(1) The supremacy of the federal government over the states was firmly established.
(2) States gained more power in determining their own laws.
(3) The balance of power between federal and states governments was unchanged.
(4) States lost all rights of self-determination.
7. What battle is considered to be the turning point in the Civil War?
(1) Battle of Bull Run
(2) Battle of Vicksburg
(3) Battle of Richmond
(4) Battle of Gettysburg
8. How did the Civil War end?
(1) Grant surrendered in Richmond, Virginia, after losing a battle there.
(2) President Lincoln declared a cease fire.
(3) Lee surrendered to Grant at Appomattox Court House, Virginia.
(4) Enslaved persons revolted and crushed the Confederate leadership.
9. Some abolitionists criticize Lincoln’s Emancipation Proclamation because
(1) They knew it did not specifically free all enslaved people.
(2) They wanted it sent to European countries.
(3) They wanted it to give enslaved people full rights of citizenship.
(4) They wanted it to bring an end to the Civil War.
10. The South’s primary hope in foreign affairs was to
(1) Win British recognition.
(2) Spread southward into Mexico and Central America.
(3) Convince all European nations to break off relations with the North.
(4) Create an alliance with Canada and thereby surround the North. / 4. Where did Lee finally surrender to Grant?
(1) Appomattox Court House
(4) Washington, D.C.
5. What effect did Lincoln’s ability to unify the bitterly divided North have on the outcome of the Civil War?
(1) It made no difference.
(2) It gave the South an advantage.
(3) It made Unionists angry.
(4) It helped the Union win.

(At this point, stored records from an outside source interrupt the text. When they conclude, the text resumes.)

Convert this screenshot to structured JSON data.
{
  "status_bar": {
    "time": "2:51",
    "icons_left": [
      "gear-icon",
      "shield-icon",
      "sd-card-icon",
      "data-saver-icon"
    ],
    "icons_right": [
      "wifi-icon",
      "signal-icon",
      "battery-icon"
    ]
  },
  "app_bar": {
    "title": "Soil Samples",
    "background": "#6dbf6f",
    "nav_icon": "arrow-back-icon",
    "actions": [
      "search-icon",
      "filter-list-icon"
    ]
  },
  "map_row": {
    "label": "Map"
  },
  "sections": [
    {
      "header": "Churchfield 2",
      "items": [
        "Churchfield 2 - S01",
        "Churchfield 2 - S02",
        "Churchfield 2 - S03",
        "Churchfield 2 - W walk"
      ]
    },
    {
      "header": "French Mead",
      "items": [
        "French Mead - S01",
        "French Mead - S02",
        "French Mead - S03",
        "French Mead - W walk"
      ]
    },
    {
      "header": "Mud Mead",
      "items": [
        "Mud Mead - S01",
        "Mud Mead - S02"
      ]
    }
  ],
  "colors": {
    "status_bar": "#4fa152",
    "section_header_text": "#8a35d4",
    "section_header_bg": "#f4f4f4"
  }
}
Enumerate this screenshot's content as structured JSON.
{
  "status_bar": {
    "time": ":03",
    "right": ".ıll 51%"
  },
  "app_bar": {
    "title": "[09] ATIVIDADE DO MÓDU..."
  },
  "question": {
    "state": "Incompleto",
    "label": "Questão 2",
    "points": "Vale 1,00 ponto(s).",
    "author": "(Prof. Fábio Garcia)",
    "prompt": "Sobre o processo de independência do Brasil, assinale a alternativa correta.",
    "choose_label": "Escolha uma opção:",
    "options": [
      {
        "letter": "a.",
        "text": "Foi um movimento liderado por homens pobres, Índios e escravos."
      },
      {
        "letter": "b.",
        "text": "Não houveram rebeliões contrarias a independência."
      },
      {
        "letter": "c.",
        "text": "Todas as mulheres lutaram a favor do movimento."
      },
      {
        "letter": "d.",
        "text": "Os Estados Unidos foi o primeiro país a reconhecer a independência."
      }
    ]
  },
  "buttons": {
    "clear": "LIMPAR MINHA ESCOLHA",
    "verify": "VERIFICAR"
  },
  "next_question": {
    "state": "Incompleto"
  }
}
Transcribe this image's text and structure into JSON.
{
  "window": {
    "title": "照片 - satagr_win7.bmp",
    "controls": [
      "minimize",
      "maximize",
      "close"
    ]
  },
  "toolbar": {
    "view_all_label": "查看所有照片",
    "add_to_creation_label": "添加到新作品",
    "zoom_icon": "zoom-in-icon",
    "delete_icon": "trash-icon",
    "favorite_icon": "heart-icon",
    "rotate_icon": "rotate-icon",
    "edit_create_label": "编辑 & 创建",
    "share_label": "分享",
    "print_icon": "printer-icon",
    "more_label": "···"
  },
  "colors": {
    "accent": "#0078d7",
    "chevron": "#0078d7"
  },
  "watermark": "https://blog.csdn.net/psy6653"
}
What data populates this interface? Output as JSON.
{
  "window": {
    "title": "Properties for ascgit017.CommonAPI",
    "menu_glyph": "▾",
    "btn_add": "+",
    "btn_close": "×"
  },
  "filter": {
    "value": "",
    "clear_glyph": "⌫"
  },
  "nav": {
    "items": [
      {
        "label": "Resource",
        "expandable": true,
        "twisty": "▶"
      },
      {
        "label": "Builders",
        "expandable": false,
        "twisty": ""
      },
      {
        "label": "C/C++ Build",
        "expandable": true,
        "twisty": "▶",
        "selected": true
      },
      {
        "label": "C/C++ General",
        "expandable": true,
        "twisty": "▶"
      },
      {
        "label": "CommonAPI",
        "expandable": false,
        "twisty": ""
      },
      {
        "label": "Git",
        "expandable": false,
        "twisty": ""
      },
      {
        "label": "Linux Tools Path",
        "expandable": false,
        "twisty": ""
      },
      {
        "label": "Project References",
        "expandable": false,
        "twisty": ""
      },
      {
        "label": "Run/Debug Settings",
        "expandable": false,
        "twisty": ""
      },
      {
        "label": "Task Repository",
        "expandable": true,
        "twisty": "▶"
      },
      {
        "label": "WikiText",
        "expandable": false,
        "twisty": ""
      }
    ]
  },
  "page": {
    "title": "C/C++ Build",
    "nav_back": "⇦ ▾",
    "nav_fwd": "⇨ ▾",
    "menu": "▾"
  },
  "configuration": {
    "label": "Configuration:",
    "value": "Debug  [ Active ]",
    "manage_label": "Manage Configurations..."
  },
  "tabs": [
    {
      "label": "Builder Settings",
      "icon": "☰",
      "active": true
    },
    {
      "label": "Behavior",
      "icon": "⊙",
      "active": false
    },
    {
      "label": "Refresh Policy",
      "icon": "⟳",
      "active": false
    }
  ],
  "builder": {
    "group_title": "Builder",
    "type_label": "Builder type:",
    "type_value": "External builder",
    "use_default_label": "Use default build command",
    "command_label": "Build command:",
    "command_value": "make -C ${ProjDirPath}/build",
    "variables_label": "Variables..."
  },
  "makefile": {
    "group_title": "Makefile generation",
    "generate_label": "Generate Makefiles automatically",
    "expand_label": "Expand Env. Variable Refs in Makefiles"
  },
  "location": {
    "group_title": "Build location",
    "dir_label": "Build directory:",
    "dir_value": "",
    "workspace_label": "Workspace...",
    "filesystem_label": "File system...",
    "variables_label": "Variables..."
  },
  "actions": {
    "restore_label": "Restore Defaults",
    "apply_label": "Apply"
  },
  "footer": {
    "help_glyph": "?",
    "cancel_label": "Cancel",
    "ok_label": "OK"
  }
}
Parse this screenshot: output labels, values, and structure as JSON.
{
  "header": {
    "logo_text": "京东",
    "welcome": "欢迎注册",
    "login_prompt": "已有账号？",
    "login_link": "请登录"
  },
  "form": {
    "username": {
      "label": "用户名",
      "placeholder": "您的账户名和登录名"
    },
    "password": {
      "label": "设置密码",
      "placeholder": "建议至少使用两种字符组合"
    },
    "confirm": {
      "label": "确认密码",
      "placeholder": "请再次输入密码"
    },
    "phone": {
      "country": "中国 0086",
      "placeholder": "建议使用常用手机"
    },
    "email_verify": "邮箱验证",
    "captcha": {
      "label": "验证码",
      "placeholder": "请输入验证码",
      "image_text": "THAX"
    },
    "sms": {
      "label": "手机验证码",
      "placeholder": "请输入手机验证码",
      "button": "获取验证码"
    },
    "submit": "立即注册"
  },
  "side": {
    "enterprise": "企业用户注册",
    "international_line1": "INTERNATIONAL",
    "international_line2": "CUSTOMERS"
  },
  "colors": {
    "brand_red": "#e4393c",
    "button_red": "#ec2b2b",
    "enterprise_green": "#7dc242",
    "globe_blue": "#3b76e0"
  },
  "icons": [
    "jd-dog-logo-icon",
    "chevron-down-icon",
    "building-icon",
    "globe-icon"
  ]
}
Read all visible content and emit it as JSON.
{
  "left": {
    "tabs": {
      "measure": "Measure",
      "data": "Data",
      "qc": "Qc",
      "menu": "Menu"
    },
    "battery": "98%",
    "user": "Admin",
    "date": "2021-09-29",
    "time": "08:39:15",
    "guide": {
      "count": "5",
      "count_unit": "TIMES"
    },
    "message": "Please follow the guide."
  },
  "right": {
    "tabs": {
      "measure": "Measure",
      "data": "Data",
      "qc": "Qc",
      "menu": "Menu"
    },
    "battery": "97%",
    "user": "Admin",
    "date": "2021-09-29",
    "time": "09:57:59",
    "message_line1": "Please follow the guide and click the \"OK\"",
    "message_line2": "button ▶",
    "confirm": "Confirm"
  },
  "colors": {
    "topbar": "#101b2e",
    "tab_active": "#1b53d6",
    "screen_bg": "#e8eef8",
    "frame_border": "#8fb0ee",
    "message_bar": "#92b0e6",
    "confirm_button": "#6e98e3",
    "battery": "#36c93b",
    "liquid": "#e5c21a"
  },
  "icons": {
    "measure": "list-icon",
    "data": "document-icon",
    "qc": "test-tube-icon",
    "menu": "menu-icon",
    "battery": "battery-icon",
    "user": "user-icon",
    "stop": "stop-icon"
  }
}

6. Which Northern battle in July of 1863 lasted three days and had a staggering number of casualties?
11. Until he selected Grant as general in chief, Lincoln’s primary problem with his generals was their
(1) Entry into battle even when unprepared.
(2) Aspirations for political office.
(3) Excessive age and inexperience.
(4) Inability to move decisively
12. The Battle of Antietam proved to be more than just a military loss for the South because
(1) Desertions from its army skyrocketed.
(2) It ended any remaining hopes of British diplomatic recognition.
(3) Civilian morale plunged, causing many to desert the southern cause.
(4) Northerners rushed to join the army in larger numbers than ever before.
13. As a result of the Emancipation Proclamation,
(1) Slave uprisings broke out all over the Deep South.
(2) Lincoln almost lost renomination for the presidency in 1864.
(3) All remaining slaves in the border states were freed.
(4) Not a single slave actually went free when it was announced.
14. What was William Tecumseh Sherman’s main goal using “total war” tactics when invading the South in 1864?
(1) He wanted to destroy valuable civilian and economic resources.
(2) He aimed to cripple the South’s cotton industry.
(3) He wanted to help free Southern slaves held captive.
(4) None of the above.
Additional Fact: The Anaconda Plan
Early in the war, General Winfield Scott proposed a strategy for defeating the South. Scott suggested that the Union blockade Confederate ports and send gunboats down the Mississippi to divide the Confederacy. Northern newspapers scorned this strategy, which they called the Anaconda Plan, after the snake that slowly strangles its prey to death. Eventually, Lincoln implemented the plan but hoped for a quick victory of Union troops.